I’ve got a couple bigger book fixes, one particularly useful for ex-library books, but I’ll save those for next time. So check back later this month for a couple more helpful hints.

Book Review: The Children of Húrin by JRR Tolkien and edited by Christopher Tolkien (Houghton-Mifflin – 2007)

For any big Tolkien fans, this might seem like an odd choice for a review, since Tolkien is such a well-known writer. However, I’ve been surprised at how many people I’ve run into who have never heard of this book.

The Children of Húrin follows Túrin, the son of Húrin, and his sister as they struggle against the wrath of the dark lord Morgoth. Húrin once defied Morgoth, who now seeks his revenge on Húrin’s family. Now, Húrin’s children must face the destruction of their homes and a powerful dragon bent on their destruction.

First of all, this book is not for anyone who hates long, convoluted sentences and tons of fantasy names (many of which are spelled incredibly similarly). I enjoy Tolkien, and I have to admit the first time I read it I was a bit bogged down. It’s a masterpiece—beautifully written with excellent pacing and breathtaking description. However, if you’re tired or (like someone I know) reading too many legal textbooks for law school, the words just bleed together and the mind turns off.
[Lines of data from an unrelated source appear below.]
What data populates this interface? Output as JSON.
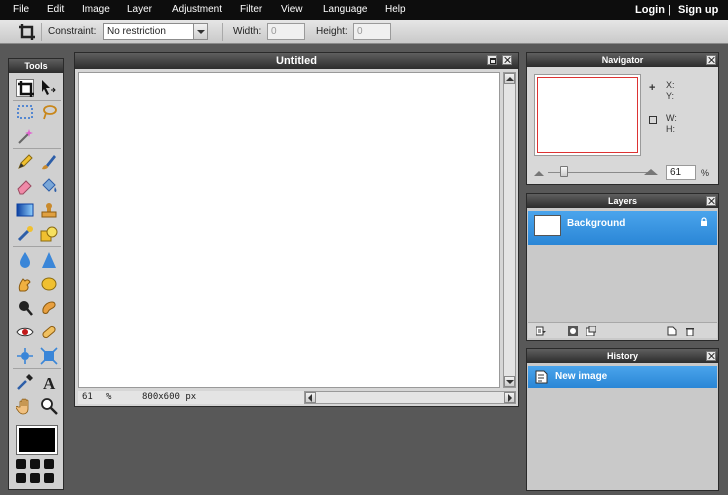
{
  "menubar": {
    "items": [
      "File",
      "Edit",
      "Image",
      "Layer",
      "Adjustment",
      "Filter",
      "View",
      "Language",
      "Help"
    ],
    "login": "Login",
    "separator": "|",
    "signup": "Sign up"
  },
  "options": {
    "active_tool_icon": "crop-icon",
    "constraint_label": "Constraint:",
    "constraint_value": "No restriction",
    "width_label": "Width:",
    "width_value": "0",
    "height_label": "Height:",
    "height_value": "0"
  },
  "tools": {
    "title": "Tools",
    "icons": [
      "crop-icon",
      "move-icon",
      "marquee-icon",
      "lasso-icon",
      "wand-icon",
      "pencil-icon",
      "brush-icon",
      "eraser-icon",
      "bucket-icon",
      "gradient-icon",
      "stamp-icon",
      "color-replace-icon",
      "shape-icon",
      "blur-icon",
      "sharpen-icon",
      "smudge-icon",
      "sponge-icon",
      "dodge-icon",
      "burn-icon",
      "redeye-icon",
      "spot-heal-icon",
      "bloat-icon",
      "pinch-icon",
      "eyedropper-icon",
      "type-icon",
      "hand-icon",
      "zoom-icon"
    ],
    "foreground_color": "#000000"
  },
  "document": {
    "title": "Untitled",
    "zoom": "61",
    "zoom_unit": "%",
    "size": "800x600 px"
  },
  "navigator": {
    "title": "Navigator",
    "x_label": "X:",
    "y_label": "Y:",
    "w_label": "W:",
    "h_label": "H:",
    "zoom_value": "61",
    "zoom_unit": "%"
  },
  "layers": {
    "title": "Layers",
    "items": [
      {
        "name": "Background"
      }
    ]
  },
  "history": {
    "title": "History",
    "items": [
      {
        "name": "New image"
      }
    ]
  },
  "colors": {
    "selection_blue": "#3598e6",
    "menubar": "#0d0d0d",
    "workspace": "#585858"
  }
}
This book is also not for the faint of heart. Tolkien never wrote anything in Middle-Earth that didn’t have a tragic bent somewhere, so prepare to bawl your eyes out. That said, if it wasn’t written so well with such vibrant and exciting characters, I wouldn’t have wanted to cry. The Children of Húrin beautifully illustrates the costs of war and how a single choice can affect not just yourself, but everyone around you.